Syria debate in US Congress could break a president
This week, and the one that follows, could be the days that break a president.
If Barack Obama escapes humiliation that will be enough - there is no sense that even victory in Congress will leave him in an enviable position.
The next few days will see Mr Obama stripped, all the flaws of his presidency on display, all the strengths of his personality strained to their limit.
His dazzling way with words, his skill as an orator, is beyond doubt. They will be deployed to the full, in the six big TV interviews he has planned, in the address to the nation on Tuesday night.
But recently his words have lost a little of their ability to glamour the listener. The magic has faded with repetition. In some, familiarity has bred contempt.
Even worse for him, the words that are the most important are the hardest. They are the ones he speaks in private, on the phone or in person, to the politicians who hold his fate in their hands. And he's been notoriously bad in persuading Congress of anything.
He ignored the groundwork for years. This a city where, far more than in British parliament, the political is personal.
Just about every senator, every representative has a keen sense of their own importance. Any one would find attention from the president flattering. To those who deal in power, it is currency.
Buttering up an ego today can grease a deal tomorrow. But Mr Obama doesn't like glad-handing, back-slapping and inquiring after sick spouses. He hasn't built up the relations that would allow him to cajole and threaten.
But it is worse than that. Most of us are best at persuading others when we feel passionate about a cause. Listen to President Obama in St Petersburg and it is not always clear that he has persuaded himself.

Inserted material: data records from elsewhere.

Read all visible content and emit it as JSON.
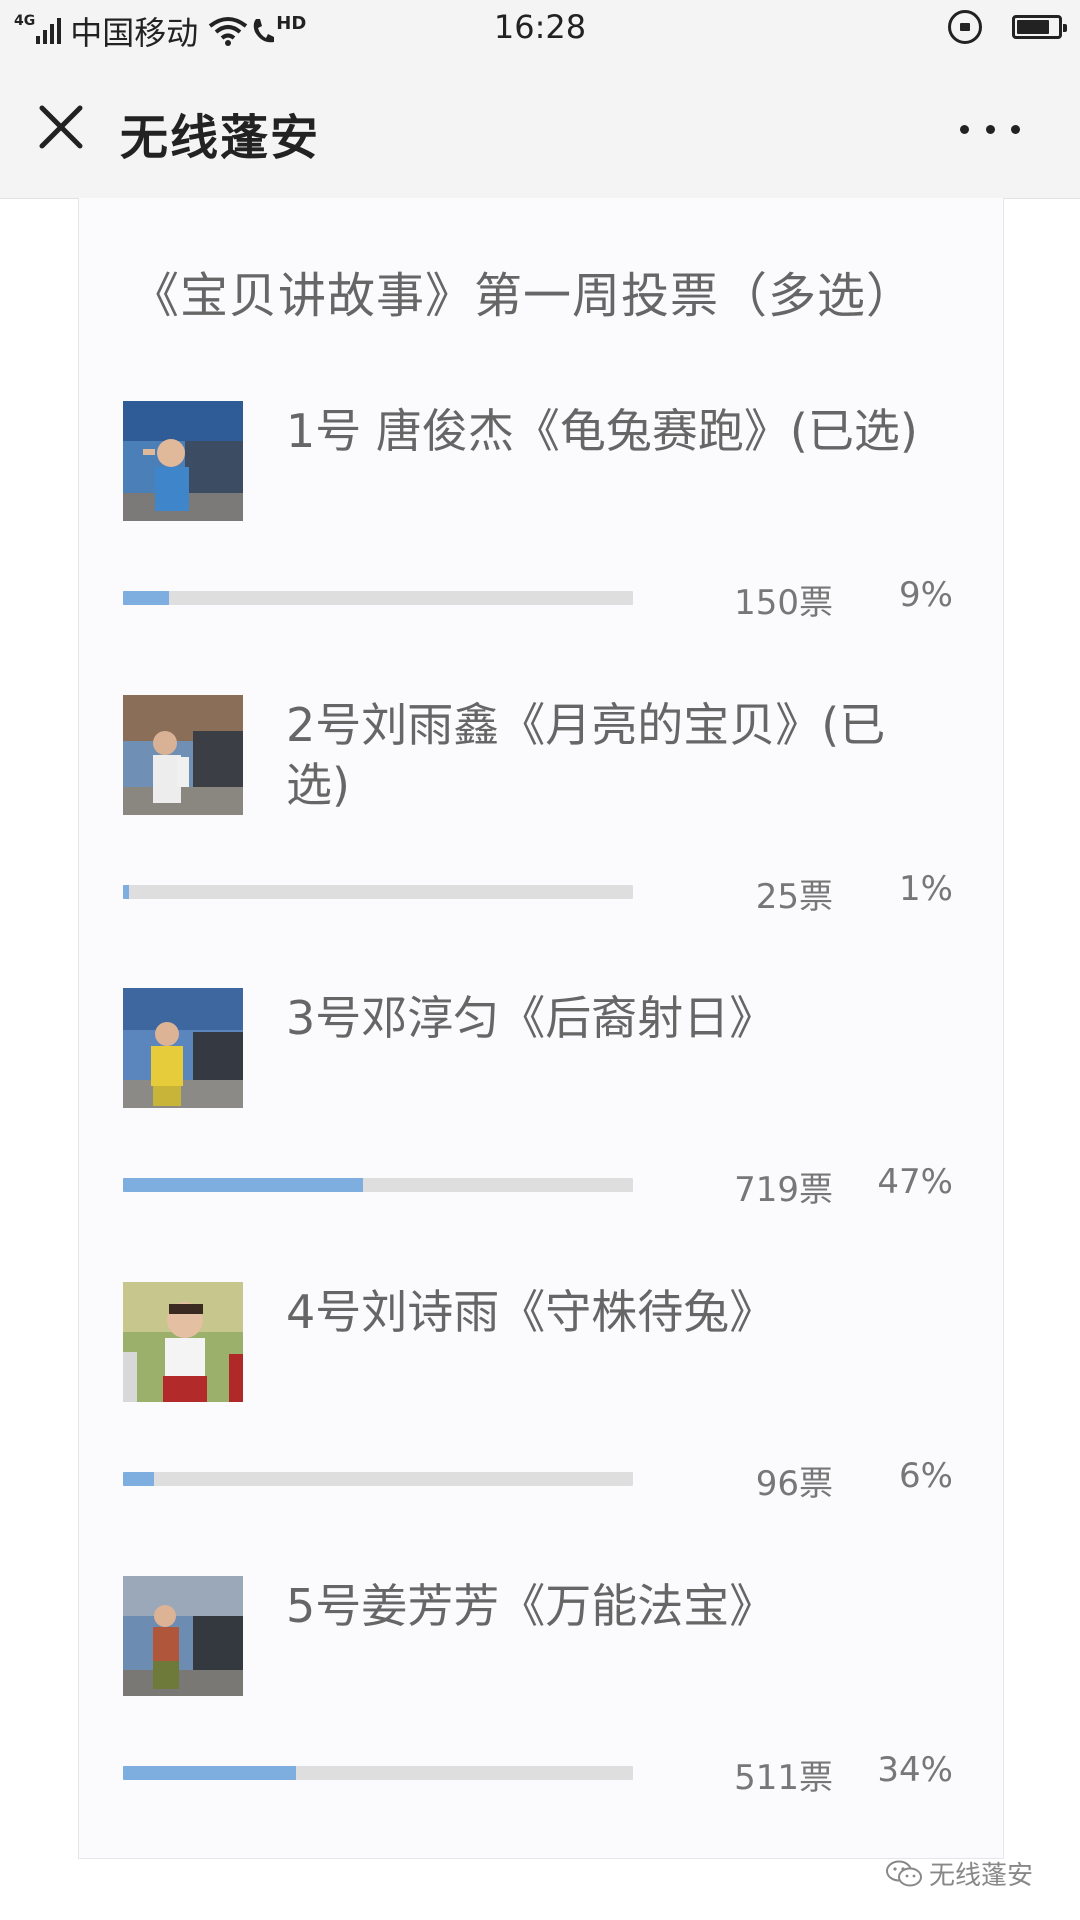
{
  "status_bar": {
    "network": "4G",
    "carrier": "中国移动",
    "hd": "HD",
    "time": "16:28",
    "battery_level": 0.8
  },
  "nav": {
    "title": "无线蓬安",
    "close_icon": "close-icon",
    "more_icon": "more-icon"
  },
  "poll": {
    "title": "《宝贝讲故事》第一周投票（多选）",
    "accent_color": "#7eaee0",
    "track_color": "#dedede",
    "options": [
      {
        "label": "1号 唐俊杰《龟兔赛跑》(已选)",
        "votes": "150票",
        "percent": "9%",
        "share": 0.09
      },
      {
        "label": "2号刘雨鑫《月亮的宝贝》(已选)",
        "votes": "25票",
        "percent": "1%",
        "share": 0.01
      },
      {
        "label": "3号邓淳匀《后裔射日》",
        "votes": "719票",
        "percent": "47%",
        "share": 0.47
      },
      {
        "label": "4号刘诗雨《守株待兔》",
        "votes": "96票",
        "percent": "6%",
        "share": 0.06
      },
      {
        "label": "5号姜芳芳《万能法宝》",
        "votes": "511票",
        "percent": "34%",
        "share": 0.34
      }
    ]
  },
  "watermark": {
    "text": "无线蓬安",
    "icon": "wechat-icon"
  }
}
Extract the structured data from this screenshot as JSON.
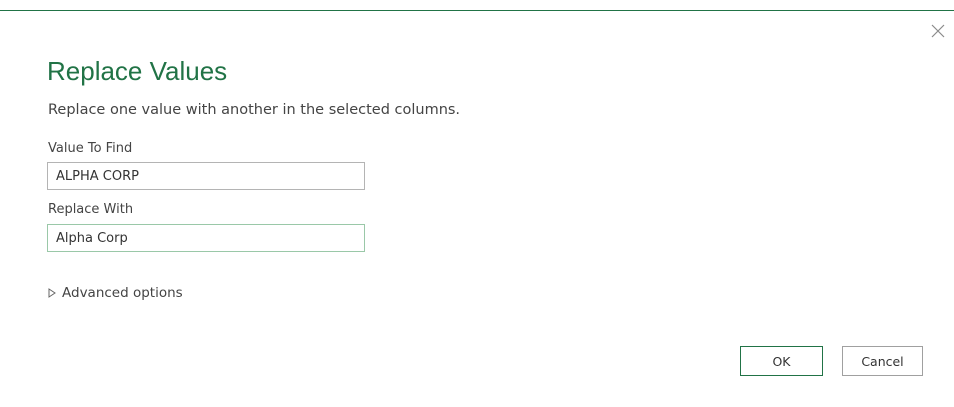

Battle of instincts
That is perhaps unfair. He has decided on a course of action, but only after coming to the end of a long and agonising journey, embarked on reluctantly. It has taken him somewhere that can seem very far from his instincts and nature.
In his Swedish news conference he indicated he would much rather be dealing with the problems of a poor child's education than matters of war and peace. After all, he was elected to put the home front first, and to end America's wars.
To many at home and abroad his priorities are a sign of maturity and strength. But it is not exactly Churchillian.
Mr Obama is one of the few politicians who display their internal workings, and that has its charm.
But it is not only the Prince of Denmark's soliloquies that are a reflection of indecision, that blunt actual action. Battling it out inside the president's soul there are at least three instincts.
There's an emotional desire to avoid war, strengthened by a political imperative to do so for domestic reasons and an intellectual conviction that America mustn't and shouldn't impose its will on the world.
There's the desire, lit by his admiration for the Civil Rights movement, to stand up for the weak, the oppressed and those denied a say in governing themselves.
Then there's the commander-in-chief, whose prime duty is to protect America and its long-term interests in the world.
The interplay between these strands led him to fight shy of involvement in Syria in the first place, but then announce red lines on chemical weapons. They caused him to back away from action when the lines were first breached, and then rather reluctantly return to them, stressing that this wasn't about regime change. When others, including the UK, declined to share his view he turned to Congress.
It is possible his many critics are wrong and he alone has taken a wise course, against the odds. But at the moment this all looks like a mess heading for a political disaster.